The underground loop terminal is located east of 2 Ave, under the bridge plaza. The former trackways in and out are now the roadways on the outside of the main bridge trusses, one lane on each side of the bridge.

Bridge local cars stand inside the cramped and somewhat deteriorating terminal sometime between 1939 and 1957. The double-ended cars looped here, but reversed direction at the Queens end. Top, the rear destination sign of car 603 reads MANHATTAN - WELFARE ISLAND - QUEENS PLAZA. The notice board begins PEDESTRIANS MUST NOT... something. Bottom, car 605 waits to depart toward the camera on a rainy day, or perhaps that is dirt on the windshield.

Both: Source unknown, David Pirmann collection.

Trolleys from Queens came down what is now the pedestrian lane on the north side of the bridge. The track ran straight into the portal of the terminal. The modern bus veers right to (below) an allotted length of curb on 60 St.

The remaining kiosk in the bridge plaza stands near its original location.

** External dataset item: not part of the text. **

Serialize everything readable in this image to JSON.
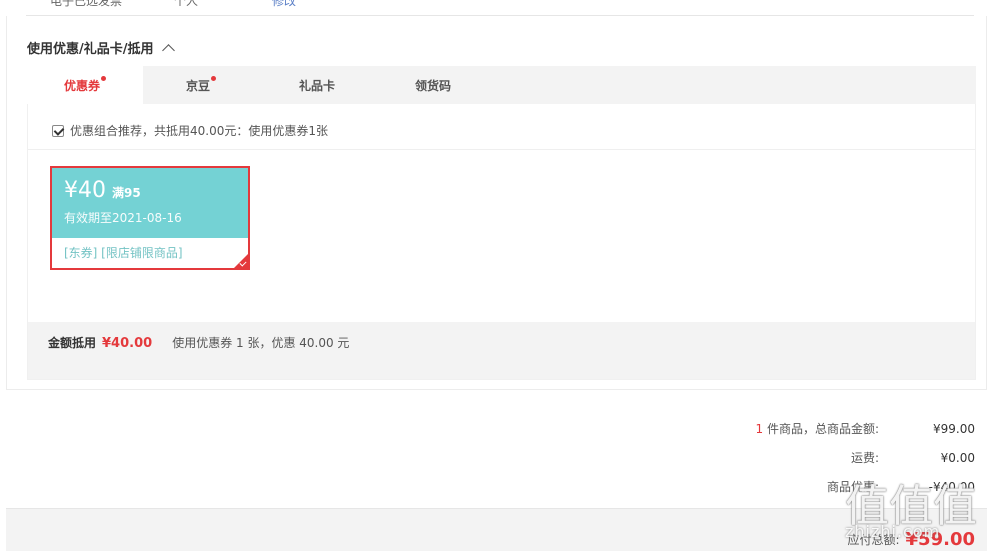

Parts are missing or broken, and it has no stairways within, just a solid concrete floor, but someone has given it a fresh paint job, and some of the needed parts are on the floor inside the locked gate. The damaged rear wall is the result of the kiosk being struck by cars or trucks.

Trolleys came out the 59 St side. This side has had an upper deck auto roadway for a much longer time than the north side, and there is a fancy stone entrance ramp over the trolley exit. (The north side had an elevated railroad on the upper deck until 1942, and got its plain steel viaduct treatment sometime after that.)

The tracks ran outside the main bridge structure, and the two stations provided favorite places for photographers. Top, a car leaves the Welfare Island station for Queens. Bottom, a car approaches the Vernon Boulevard station, with Welfare Island and Manhattan in the background.

Both above: Source unknown, David Pirmann collection.

Below, the last survivor of the bridge cars was rotting away at the Trolley Museum of New York in Kingston in 1989.

Excerpts from the Red Book guide to Queens of 1923 show the early streetcar service to the terminal, identified here as 2 Ave and 59 St. Manhattan and Queens Traction ran a bridge shuttle as well as their Queens Boulevard route. The book fails to show the 1922 changes on the New York and Queens County system: the Corona line no longer ran over the bridge, and the rest had become part of the Steinway Lines.

By 1934, shown in excerpts from a Geographia Street Guide to Queens, only three carlines still operated over the bridge.

Abandoned Stations